Noah Vonleh (12 points, 12 rebounds) and Troy Williams (11 points, three rebounds) met with the media following Indiana’s 66-60 loss to Minnesota on Saturday night at Williams Arena.
Watch their postgame comments in the media player below:
Video courtesy of J.B. Bauer of LateNightHoops.com.
Thoughts on 66-60 loss to Minnesota:
The record skips once more on the road in the second half, and with it came another loss in a game Indiana controlled.
This was a near repeat of the Nebraska game. A strong offensive first half from Indiana and a lead at the break, followed by a meltdown over the final 20 minutes that leaves you shaking your head. The Hoosiers had Troy Williams go to work right away on Joey King. He scored Indiana’s first nine points. Whether zone or man-to-man, Indiana didn’t have much issue with Minnesota’s defense and scored 1.09 points per possession in the first 20. Jeremy Hollowell was active and engaged.
They cleaned up the glass on the offensive end and got second-chance points. Yogi Ferrell pumped in 10 of his own. The Hoosiers withstood two 7-0 runs from Minnesota and limited time from Noah Vonleh, who sat the last 9:21 of the half with two fouls, to take a 36-30 lead into halftime. They turned the ball over just five times. The Barn rarely sprung to life.
But in the second half, the script flipped. Troy Williams turned the ball over on Indiana’s first possession — after he turned the ball over late in the first half — and that would set the tone. Eleven turnovers in the second half saw Indiana’s turnover percentage balloon to 25.2 percent for the contest, as it wasted possession after possession. Stanford Robinson (three turnovers, zero points) fumbled the ball away in the lane on a few occasions. Noah Vonleh (three turnovers) had issues passing the ball out of the post.

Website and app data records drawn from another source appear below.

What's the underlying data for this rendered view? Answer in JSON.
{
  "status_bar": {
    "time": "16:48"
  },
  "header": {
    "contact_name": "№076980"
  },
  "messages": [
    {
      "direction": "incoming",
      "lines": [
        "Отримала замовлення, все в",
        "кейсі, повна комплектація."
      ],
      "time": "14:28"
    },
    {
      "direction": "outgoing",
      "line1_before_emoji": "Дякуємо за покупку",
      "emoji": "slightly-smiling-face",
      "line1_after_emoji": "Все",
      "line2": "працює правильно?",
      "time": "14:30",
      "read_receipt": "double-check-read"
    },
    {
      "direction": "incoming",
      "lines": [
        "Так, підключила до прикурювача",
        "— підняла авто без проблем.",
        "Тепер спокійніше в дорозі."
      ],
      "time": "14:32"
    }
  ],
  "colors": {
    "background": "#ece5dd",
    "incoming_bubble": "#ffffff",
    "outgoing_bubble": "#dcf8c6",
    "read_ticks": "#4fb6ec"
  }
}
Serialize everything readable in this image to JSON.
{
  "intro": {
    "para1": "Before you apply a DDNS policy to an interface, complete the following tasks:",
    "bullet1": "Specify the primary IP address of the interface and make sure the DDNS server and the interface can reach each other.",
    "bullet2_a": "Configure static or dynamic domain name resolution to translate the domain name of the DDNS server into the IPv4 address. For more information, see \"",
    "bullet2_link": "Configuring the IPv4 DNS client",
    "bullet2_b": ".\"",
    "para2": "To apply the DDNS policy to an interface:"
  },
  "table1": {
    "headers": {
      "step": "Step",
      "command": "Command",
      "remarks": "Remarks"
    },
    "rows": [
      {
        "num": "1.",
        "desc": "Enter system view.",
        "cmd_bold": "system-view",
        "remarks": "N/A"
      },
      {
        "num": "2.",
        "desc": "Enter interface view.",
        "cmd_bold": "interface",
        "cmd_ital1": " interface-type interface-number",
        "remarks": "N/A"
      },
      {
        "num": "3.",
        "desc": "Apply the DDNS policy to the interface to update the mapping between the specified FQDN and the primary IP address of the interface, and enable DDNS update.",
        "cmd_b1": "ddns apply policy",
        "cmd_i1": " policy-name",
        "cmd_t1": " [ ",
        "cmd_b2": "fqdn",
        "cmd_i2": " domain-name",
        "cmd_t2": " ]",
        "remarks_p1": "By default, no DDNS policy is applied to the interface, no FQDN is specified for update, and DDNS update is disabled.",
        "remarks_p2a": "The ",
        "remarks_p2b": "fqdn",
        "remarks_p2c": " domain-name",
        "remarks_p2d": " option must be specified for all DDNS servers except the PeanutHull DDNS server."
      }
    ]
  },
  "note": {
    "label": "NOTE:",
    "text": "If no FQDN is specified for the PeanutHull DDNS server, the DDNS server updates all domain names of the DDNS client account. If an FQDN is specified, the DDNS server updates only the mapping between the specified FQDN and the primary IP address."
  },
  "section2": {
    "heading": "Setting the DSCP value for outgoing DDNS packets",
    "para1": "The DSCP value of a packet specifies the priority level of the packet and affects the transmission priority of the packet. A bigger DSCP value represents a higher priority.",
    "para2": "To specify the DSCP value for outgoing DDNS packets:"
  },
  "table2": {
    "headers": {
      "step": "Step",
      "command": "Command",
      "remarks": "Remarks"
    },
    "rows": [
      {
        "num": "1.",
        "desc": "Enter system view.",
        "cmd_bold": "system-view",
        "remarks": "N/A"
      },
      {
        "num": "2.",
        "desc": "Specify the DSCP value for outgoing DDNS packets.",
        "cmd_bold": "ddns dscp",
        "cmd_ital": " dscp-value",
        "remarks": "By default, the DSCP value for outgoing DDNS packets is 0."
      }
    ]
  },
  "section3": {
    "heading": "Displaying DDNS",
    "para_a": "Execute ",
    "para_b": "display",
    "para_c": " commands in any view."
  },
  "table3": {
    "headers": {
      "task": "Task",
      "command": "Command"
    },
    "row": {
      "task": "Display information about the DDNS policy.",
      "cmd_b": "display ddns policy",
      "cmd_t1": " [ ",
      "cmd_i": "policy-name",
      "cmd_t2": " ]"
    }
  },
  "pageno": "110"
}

Minnesota’s defense got into the Hoosiers much more in the second half, got a bit more handsy, a bit more physical and Indiana just couldn’t counter. Minnesota got some good looks on pick and rolls down the middle of the lane, got some luck (banked 3-pointer) and DeAndre Mathieu’s (16 points, five assists) speed gave Indiana some issues.